**DATASET EXCERPTS**
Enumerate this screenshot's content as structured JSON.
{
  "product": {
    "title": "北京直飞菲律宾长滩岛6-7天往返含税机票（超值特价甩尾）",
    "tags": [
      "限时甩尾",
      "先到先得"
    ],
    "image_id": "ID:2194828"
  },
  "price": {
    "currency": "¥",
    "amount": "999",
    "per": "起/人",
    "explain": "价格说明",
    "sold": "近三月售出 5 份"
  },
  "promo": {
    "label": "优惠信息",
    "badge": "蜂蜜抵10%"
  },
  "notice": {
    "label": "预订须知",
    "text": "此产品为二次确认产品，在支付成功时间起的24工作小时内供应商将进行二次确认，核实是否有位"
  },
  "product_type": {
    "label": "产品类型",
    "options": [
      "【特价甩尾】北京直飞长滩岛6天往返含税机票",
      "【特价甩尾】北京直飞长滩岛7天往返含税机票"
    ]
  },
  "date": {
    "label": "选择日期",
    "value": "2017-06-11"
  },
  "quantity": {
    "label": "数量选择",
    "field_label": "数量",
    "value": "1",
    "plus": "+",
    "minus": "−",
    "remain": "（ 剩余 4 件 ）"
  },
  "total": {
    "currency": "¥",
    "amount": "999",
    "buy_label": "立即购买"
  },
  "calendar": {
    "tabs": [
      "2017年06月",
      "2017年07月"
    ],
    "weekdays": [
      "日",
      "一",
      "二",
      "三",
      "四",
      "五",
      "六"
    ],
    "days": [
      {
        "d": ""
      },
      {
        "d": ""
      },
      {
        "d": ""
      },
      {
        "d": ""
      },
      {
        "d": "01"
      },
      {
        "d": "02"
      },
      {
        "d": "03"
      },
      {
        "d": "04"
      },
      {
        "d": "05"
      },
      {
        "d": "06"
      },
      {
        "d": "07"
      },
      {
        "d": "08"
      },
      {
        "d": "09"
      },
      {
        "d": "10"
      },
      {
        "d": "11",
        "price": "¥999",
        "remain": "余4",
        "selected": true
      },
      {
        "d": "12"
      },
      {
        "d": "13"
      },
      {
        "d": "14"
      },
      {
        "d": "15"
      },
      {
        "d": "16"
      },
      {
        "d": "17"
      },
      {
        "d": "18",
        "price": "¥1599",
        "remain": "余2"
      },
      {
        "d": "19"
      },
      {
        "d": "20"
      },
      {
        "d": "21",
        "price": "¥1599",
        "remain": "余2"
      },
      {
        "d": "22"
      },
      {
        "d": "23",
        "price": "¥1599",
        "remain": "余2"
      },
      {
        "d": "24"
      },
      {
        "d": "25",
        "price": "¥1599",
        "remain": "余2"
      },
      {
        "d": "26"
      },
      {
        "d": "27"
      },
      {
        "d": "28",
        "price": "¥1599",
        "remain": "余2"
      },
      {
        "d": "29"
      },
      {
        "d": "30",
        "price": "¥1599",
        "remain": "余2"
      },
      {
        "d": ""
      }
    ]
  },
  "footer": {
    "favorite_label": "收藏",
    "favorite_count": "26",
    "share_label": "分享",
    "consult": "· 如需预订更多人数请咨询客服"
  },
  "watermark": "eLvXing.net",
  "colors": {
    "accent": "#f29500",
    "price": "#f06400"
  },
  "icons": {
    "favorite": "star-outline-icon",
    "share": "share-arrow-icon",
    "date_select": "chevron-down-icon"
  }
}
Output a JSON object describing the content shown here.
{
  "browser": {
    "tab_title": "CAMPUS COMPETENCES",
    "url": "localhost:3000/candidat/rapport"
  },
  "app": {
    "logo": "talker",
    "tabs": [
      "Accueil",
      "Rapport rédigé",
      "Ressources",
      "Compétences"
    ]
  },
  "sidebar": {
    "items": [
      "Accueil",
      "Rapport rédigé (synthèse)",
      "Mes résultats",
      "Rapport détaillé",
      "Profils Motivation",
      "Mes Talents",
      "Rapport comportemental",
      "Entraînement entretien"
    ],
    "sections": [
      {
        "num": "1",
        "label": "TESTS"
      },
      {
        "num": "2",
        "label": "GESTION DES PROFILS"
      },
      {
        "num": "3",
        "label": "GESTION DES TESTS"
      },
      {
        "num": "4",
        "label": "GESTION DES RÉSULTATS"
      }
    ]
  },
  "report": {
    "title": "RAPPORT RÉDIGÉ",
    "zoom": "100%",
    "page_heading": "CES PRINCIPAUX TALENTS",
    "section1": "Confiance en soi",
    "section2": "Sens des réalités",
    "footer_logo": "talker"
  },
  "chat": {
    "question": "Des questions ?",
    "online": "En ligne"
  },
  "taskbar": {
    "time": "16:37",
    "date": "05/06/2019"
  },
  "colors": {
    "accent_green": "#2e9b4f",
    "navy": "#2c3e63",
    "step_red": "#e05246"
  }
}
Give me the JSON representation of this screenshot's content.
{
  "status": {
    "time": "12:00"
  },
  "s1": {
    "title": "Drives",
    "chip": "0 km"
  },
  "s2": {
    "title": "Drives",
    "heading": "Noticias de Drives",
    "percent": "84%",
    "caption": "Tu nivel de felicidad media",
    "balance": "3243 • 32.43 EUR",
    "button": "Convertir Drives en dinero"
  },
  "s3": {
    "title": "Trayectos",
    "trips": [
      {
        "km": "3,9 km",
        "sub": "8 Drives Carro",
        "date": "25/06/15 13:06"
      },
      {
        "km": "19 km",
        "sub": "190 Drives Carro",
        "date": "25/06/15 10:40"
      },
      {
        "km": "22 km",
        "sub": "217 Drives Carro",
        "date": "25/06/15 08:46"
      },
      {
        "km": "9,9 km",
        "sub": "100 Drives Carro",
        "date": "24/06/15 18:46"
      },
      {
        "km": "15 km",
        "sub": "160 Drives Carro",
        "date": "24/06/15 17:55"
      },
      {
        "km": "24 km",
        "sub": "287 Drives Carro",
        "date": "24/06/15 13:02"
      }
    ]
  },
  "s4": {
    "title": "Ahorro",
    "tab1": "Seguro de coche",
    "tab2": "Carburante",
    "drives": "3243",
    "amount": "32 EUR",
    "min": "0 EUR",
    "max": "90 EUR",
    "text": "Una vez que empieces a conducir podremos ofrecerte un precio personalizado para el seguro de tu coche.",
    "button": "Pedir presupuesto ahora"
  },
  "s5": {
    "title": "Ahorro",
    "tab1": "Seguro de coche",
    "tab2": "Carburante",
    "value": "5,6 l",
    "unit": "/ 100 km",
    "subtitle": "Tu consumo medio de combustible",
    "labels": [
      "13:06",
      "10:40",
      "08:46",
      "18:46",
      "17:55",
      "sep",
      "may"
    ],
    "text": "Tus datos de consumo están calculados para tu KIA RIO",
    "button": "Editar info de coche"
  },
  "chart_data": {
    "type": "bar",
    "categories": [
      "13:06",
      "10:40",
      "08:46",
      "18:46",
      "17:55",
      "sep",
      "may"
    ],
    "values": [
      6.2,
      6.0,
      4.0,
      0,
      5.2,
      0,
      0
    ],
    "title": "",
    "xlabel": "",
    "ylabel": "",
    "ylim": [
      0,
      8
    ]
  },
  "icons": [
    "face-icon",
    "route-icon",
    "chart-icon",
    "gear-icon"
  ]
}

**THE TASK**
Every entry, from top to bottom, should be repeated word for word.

**OUTPUT FOR THIS EXERCISE**
Enumerate this screenshot's content as structured JSON.
{
  "product": {
    "title": "北京直飞菲律宾长滩岛6-7天往返含税机票（超值特价甩尾）",
    "tags": [
      "限时甩尾",
      "先到先得"
    ],
    "image_id": "ID:2194828"
  },
  "price": {
    "currency": "¥",
    "amount": "999",
    "per": "起/人",
    "explain": "价格说明",
    "sold": "近三月售出 5 份"
  },
  "promo": {
    "label": "优惠信息",
    "badge": "蜂蜜抵10%"
  },
  "notice": {
    "label": "预订须知",
    "text": "此产品为二次确认产品，在支付成功时间起的24工作小时内供应商将进行二次确认，核实是否有位"
  },
  "product_type": {
    "label": "产品类型",
    "options": [
      "【特价甩尾】北京直飞长滩岛6天往返含税机票",
      "【特价甩尾】北京直飞长滩岛7天往返含税机票"
    ]
  },
  "date": {
    "label": "选择日期",
    "value": "2017-06-11"
  },
  "quantity": {
    "label": "数量选择",
    "field_label": "数量",
    "value": "1",
    "plus": "+",
    "minus": "−",
    "remain": "（ 剩余 4 件 ）"
  },
  "total": {
    "currency": "¥",
    "amount": "999",
    "buy_label": "立即购买"
  },
  "calendar": {
    "tabs": [
      "2017年06月",
      "2017年07月"
    ],
    "weekdays": [
      "日",
      "一",
      "二",
      "三",
      "四",
      "五",
      "六"
    ],
    "days": [
      {
        "d": ""
      },
      {
        "d": ""
      },
      {
        "d": ""
      },
      {
        "d": ""
      },
      {
        "d": "01"
      },
      {
        "d": "02"
      },
      {
        "d": "03"
      },
      {
        "d": "04"
      },
      {
        "d": "05"
      },
      {
        "d": "06"
      },
      {
        "d": "07"
      },
      {
        "d": "08"
      },
      {
        "d": "09"
      },
      {
        "d": "10"
      },
      {
        "d": "11",
        "price": "¥999",
        "remain": "余4",
        "selected": true
      },
      {
        "d": "12"
      },
      {
        "d": "13"
      },
      {
        "d": "14"
      },
      {
        "d": "15"
      },
      {
        "d": "16"
      },
      {
        "d": "17"
      },
      {
        "d": "18",
        "price": "¥1599",
        "remain": "余2"
      },
      {
        "d": "19"
      },
      {
        "d": "20"
      },
      {
        "d": "21",
        "price": "¥1599",
        "remain": "余2"
      },
      {
        "d": "22"
      },
      {
        "d": "23",
        "price": "¥1599",
        "remain": "余2"
      },
      {
        "d": "24"
      },
      {
        "d": "25",
        "price": "¥1599",
        "remain": "余2"
      },
      {
        "d": "26"
      },
      {
        "d": "27"
      },
      {
        "d": "28",
        "price": "¥1599",
        "remain": "余2"
      },
      {
        "d": "29"
      },
      {
        "d": "30",
        "price": "¥1599",
        "remain": "余2"
      },
      {
        "d": ""
      }
    ]
  },
  "footer": {
    "favorite_label": "收藏",
    "favorite_count": "26",
    "share_label": "分享",
    "consult": "· 如需预订更多人数请咨询客服"
  },
  "watermark": "eLvXing.net",
  "colors": {
    "accent": "#f29500",
    "price": "#f06400"
  },
  "icons": {
    "favorite": "star-outline-icon",
    "share": "share-arrow-icon",
    "date_select": "chevron-down-icon"
  }
}
Output a JSON object describing the content shown here.
{
  "browser": {
    "tab_title": "CAMPUS COMPETENCES",
    "url": "localhost:3000/candidat/rapport"
  },
  "app": {
    "logo": "talker",
    "tabs": [
      "Accueil",
      "Rapport rédigé",
      "Ressources",
      "Compétences"
    ]
  },
  "sidebar": {
    "items": [
      "Accueil",
      "Rapport rédigé (synthèse)",
      "Mes résultats",
      "Rapport détaillé",
      "Profils Motivation",
      "Mes Talents",
      "Rapport comportemental",
      "Entraînement entretien"
    ],
    "sections": [
      {
        "num": "1",
        "label": "TESTS"
      },
      {
        "num": "2",
        "label": "GESTION DES PROFILS"
      },
      {
        "num": "3",
        "label": "GESTION DES TESTS"
      },
      {
        "num": "4",
        "label": "GESTION DES RÉSULTATS"
      }
    ]
  },
  "report": {
    "title": "RAPPORT RÉDIGÉ",
    "zoom": "100%",
    "page_heading": "CES PRINCIPAUX TALENTS",
    "section1": "Confiance en soi",
    "section2": "Sens des réalités",
    "footer_logo": "talker"
  },
  "chat": {
    "question": "Des questions ?",
    "online": "En ligne"
  },
  "taskbar": {
    "time": "16:37",
    "date": "05/06/2019"
  },
  "colors": {
    "accent_green": "#2e9b4f",
    "navy": "#2c3e63",
    "step_red": "#e05246"
  }
}
Give me the JSON representation of this screenshot's content.
{
  "status": {
    "time": "12:00"
  },
  "s1": {
    "title": "Drives",
    "chip": "0 km"
  },
  "s2": {
    "title": "Drives",
    "heading": "Noticias de Drives",
    "percent": "84%",
    "caption": "Tu nivel de felicidad media",
    "balance": "3243 • 32.43 EUR",
    "button": "Convertir Drives en dinero"
  },
  "s3": {
    "title": "Trayectos",
    "trips": [
      {
        "km": "3,9 km",
        "sub": "8 Drives Carro",
        "date": "25/06/15 13:06"
      },
      {
        "km": "19 km",
        "sub": "190 Drives Carro",
        "date": "25/06/15 10:40"
      },
      {
        "km": "22 km",
        "sub": "217 Drives Carro",
        "date": "25/06/15 08:46"
      },
      {
        "km": "9,9 km",
        "sub": "100 Drives Carro",
        "date": "24/06/15 18:46"
      },
      {
        "km": "15 km",
        "sub": "160 Drives Carro",
        "date": "24/06/15 17:55"
      },
      {
        "km": "24 km",
        "sub": "287 Drives Carro",
        "date": "24/06/15 13:02"
      }
    ]
  },
  "s4": {
    "title": "Ahorro",
    "tab1": "Seguro de coche",
    "tab2": "Carburante",
    "drives": "3243",
    "amount": "32 EUR",
    "min": "0 EUR",
    "max": "90 EUR",
    "text": "Una vez que empieces a conducir podremos ofrecerte un precio personalizado para el seguro de tu coche.",
    "button": "Pedir presupuesto ahora"
  },
  "s5": {
    "title": "Ahorro",
    "tab1": "Seguro de coche",
    "tab2": "Carburante",
    "value": "5,6 l",
    "unit": "/ 100 km",
    "subtitle": "Tu consumo medio de combustible",
    "labels": [
      "13:06",
      "10:40",
      "08:46",
      "18:46",
      "17:55",
      "sep",
      "may"
    ],
    "text": "Tus datos de consumo están calculados para tu KIA RIO",
    "button": "Editar info de coche"
  },
  "chart_data": {
    "type": "bar",
    "categories": [
      "13:06",
      "10:40",
      "08:46",
      "18:46",
      "17:55",
      "sep",
      "may"
    ],
    "values": [
      6.2,
      6.0,
      4.0,
      0,
      5.2,
      0,
      0
    ],
    "title": "",
    "xlabel": "",
    "ylabel": "",
    "ylim": [
      0,
      8
    ]
  },
  "icons": [
    "face-icon",
    "route-icon",
    "chart-icon",
    "gear-icon"
  ]
}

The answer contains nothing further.